AB 1701 would provide that, for certain construction contracts entered into on or after January 1, 2018, direct contractors assume and are liable for unpaid wages, benefits, or contributions a subcontractor owes for labor connected to the contract, and would require subcontractors to provide required payroll records upon a direct contractor’s request.
AB 168 would limit an employer’s ability to ask about or rely on an applicant’s salary history when making employment decisions, and requires employers to provide, upon request, a position's pay scale information.
Wage & Hour
SB 490 would require at least semi-monthly payment of commissions to employees licensed per the Barbering and Cosmetology Act, define the circumstances that constitute commissions, and set the minimum pay rate for rest and recovery periods.
AB 978 would require employers to provide, for free, a written or electronic copy of their written injury prevention program within 10 business days of a request by employees or their representative.
AB 1222 would remove specialized mobile radio devices and two-way messaging devices from the list of examples of electronic wireless communications devices that may not be used while driving.
SB 258 would create the Cleaning Product Right to Know Act of 2017 and generally require employers that are required to maintain and ensure the accessibility of safety data sheets tomake available information concerning chemicals included in certain products at the workplace.
SB 295 would require farm labor contractors to provide mandatory sexual harassment training to agricultural employees in the language the employees understand, which may be accomplished either by providing training in that language or having the training interpreted into that language. Additionally, it would create a new statute that imposes liability on farm labor contractors that: 1) do not comply with training requirements; 2) do not provide employees a record of their training or a copy of the state’s sexual harassment pamphlet; 3) falsify employee training completion records; and/or 4) do not keep training records.
SB 396 would require employers with 50 or more employees to include in their sexual harassment training to supervisory employees, training on harassment based on gender identity, gender expression, and sexual orientation.
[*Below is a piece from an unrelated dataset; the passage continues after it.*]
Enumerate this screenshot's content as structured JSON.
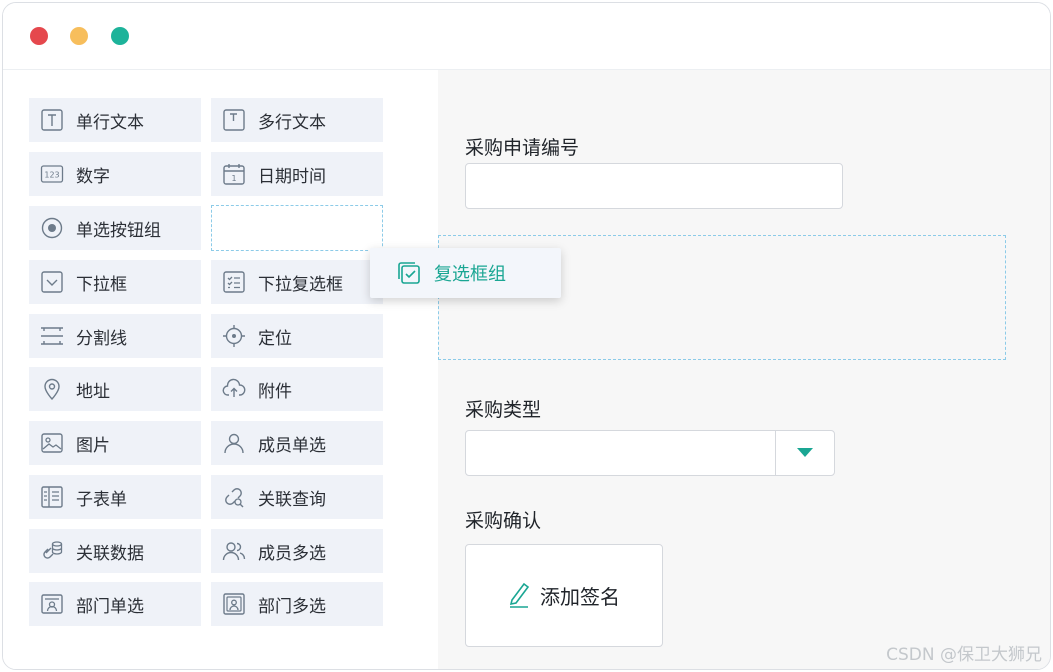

It would also require employers with five or more employees to display in the workplace a Department of Fair Employment and Housing poster regarding transgender rights.
What Did Not (Yet) Make the Cut
Although unlike youth sports players, legislators are not given consolatory participation ribbons when their legislation is introduced but not enacted, they have more than one season to hoist a trophy because bills not passed by September 15 can again be considered during the next legislative session that begins in January 2018. Below are notable bills that did not make the 2017 legislative playoffs, but are likely to compete in 2018.
- AB 5 (Scheduling) would, and among other things, require employers with 10 or more employees to offer additional work hours to nonexempt employees before hiring an additional employee or subcontractor.
- AB 1099 (Gig Economy Tips) would require organizations using an online application or platform to connect customers with workers that allow payment by debit or credit card to allow tips via the same, which the worker must receive by the next regular payday following the tip.
- AB 1565 (White Collar Salary Requirements) would increase minimum salary requirements for exempt executive, administrative, and/or professional employees.
- SB 562 (Healthcare Benefits) would establish a comprehensive universal single-payer health care coverage program for California residents.
We will provide more in-depth analysis concerning enacted measures as developments occur.